UN: More aid deliveries in Syria, but people still starving

The U.N. humanitarian chief warned Thursday that despite increased aid deliveries in Syria, people are still starving without medical care and said the world should be "ashamed" at the devastating human toll in five years of "senseless" fighting.

Stephen O'Brien demanded unimpeded humanitarian access and told the U.N. Security Council that it must not squander the opportunity presented by peace talks in Geneva, which wrapped up their latest round on Wednesday with virtually no progress.

"The people of Syria cannot afford to see the situation move backward again," he warned. "If the international community fails to maintain momentum politically, with the cessation of hostilities, and with humanitarian access, the situation will only spiral further out of control."

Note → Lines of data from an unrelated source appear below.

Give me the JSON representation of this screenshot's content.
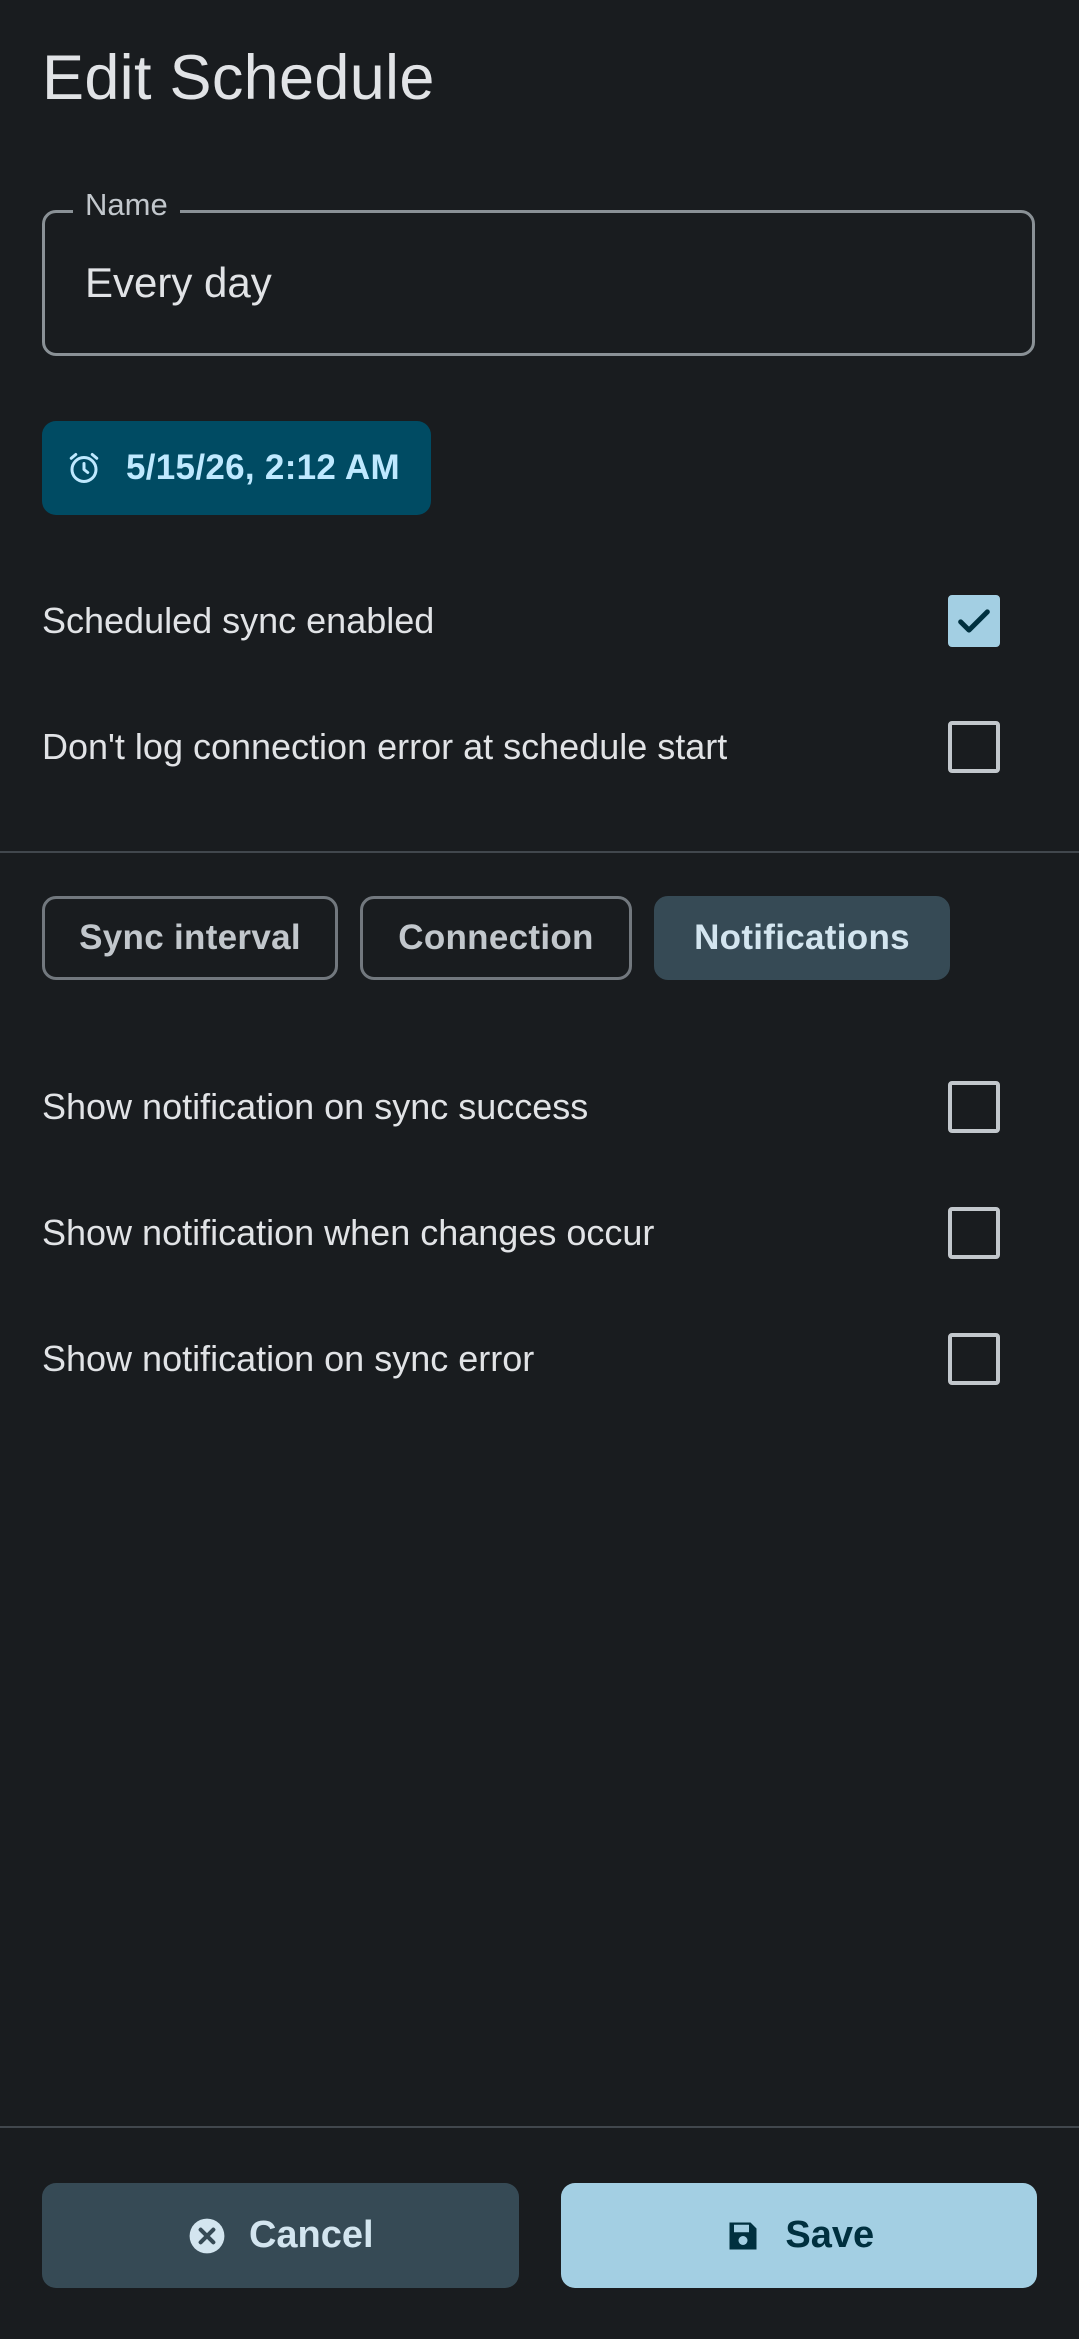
{
  "dialog": {
    "title": "Edit Schedule"
  },
  "name_field": {
    "label": "Name",
    "value": "Every day"
  },
  "datetime_chip": {
    "icon": "alarm-icon",
    "text": "5/15/26, 2:12 AM"
  },
  "options": [
    {
      "label": "Scheduled sync enabled",
      "checked": true
    },
    {
      "label": "Don't log connection error at schedule start",
      "checked": false
    }
  ],
  "tabs": [
    {
      "label": "Sync interval",
      "selected": false
    },
    {
      "label": "Connection",
      "selected": false
    },
    {
      "label": "Notifications",
      "selected": true
    }
  ],
  "notifications": [
    {
      "label": "Show notification on sync success",
      "checked": false
    },
    {
      "label": "Show notification when changes occur",
      "checked": false
    },
    {
      "label": "Show notification on sync error",
      "checked": false
    }
  ],
  "actions": {
    "cancel_label": "Cancel",
    "cancel_icon": "cancel-circle-icon",
    "save_label": "Save",
    "save_icon": "save-disk-icon"
  },
  "colors": {
    "background": "#191c1f",
    "chip": "#004b63",
    "selected_tab": "#364a55",
    "save_button": "#a3cfe3",
    "checkbox_checked": "#a3cfe3"
  }
}
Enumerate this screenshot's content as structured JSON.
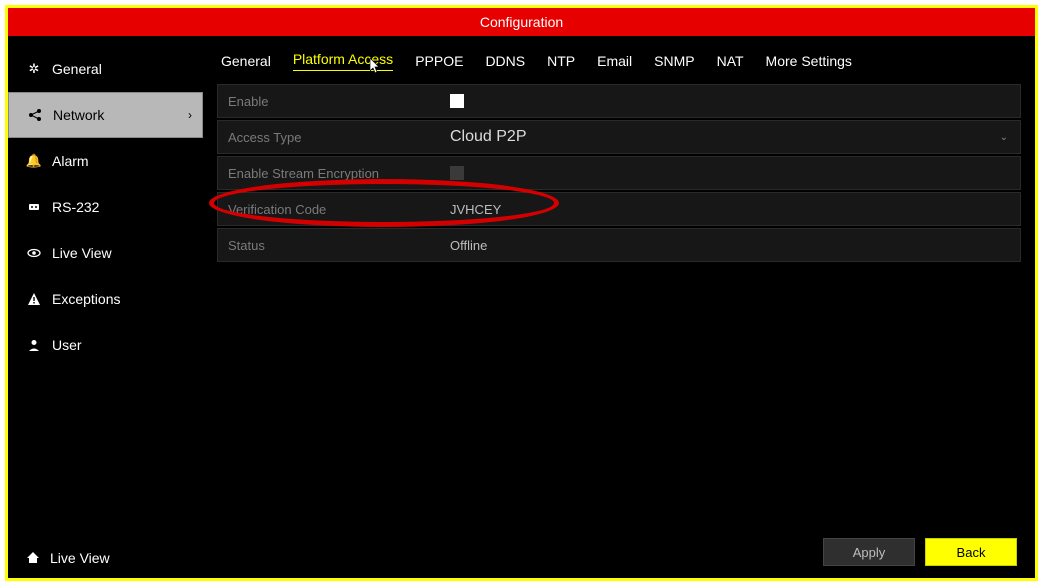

O'Brien decried the Syrian government's removal of medicine and medical supplies from aid convoys, calling the practice "inhumane" and a violation of international humanitarian law.

And in a departure from his prepared text, he warned Bashar Assad's government that those responsible for the "unnecessary suffering and loss of life" will be held accountable when the fighting stops, saying "there can never be impunity for this behavior."

On a positive note, O'Brien said the World Food Program reached 3.7 million people with food and the World Health Organization vaccinated over 2.1 million children against polio in March.

The number of humanitarian convoys crossing borders and crossing combat lines has increased, with assistance provided to over 778,000 people in besieged, hard-to-reach and other priority areas since January, he said, and 14 high-altitude airdrops since April 10 are helping some 100,000 people in Deir el-Zour.

Nonetheless, O'Brien said, "current levels of access still leave civilians starving and without medical care."

He pointed to the first U.N. visit to Daraya since 2012 on April 16, which found 80 to 90 percent of the besieged town destroyed, with electricity, water and sanitation facilities beyond repair, and households eating one meal a day with the poorest "sending children into the streets to beg and being reduced to eating grass and wild vegetation."

O'Brien said a U.N. request to send aid to the town has not yet been granted. He said the U.N. has submitted requests to send aid convoys to 35 towns in critical need in May, including Daraya and Douma, and he urged immediate approval.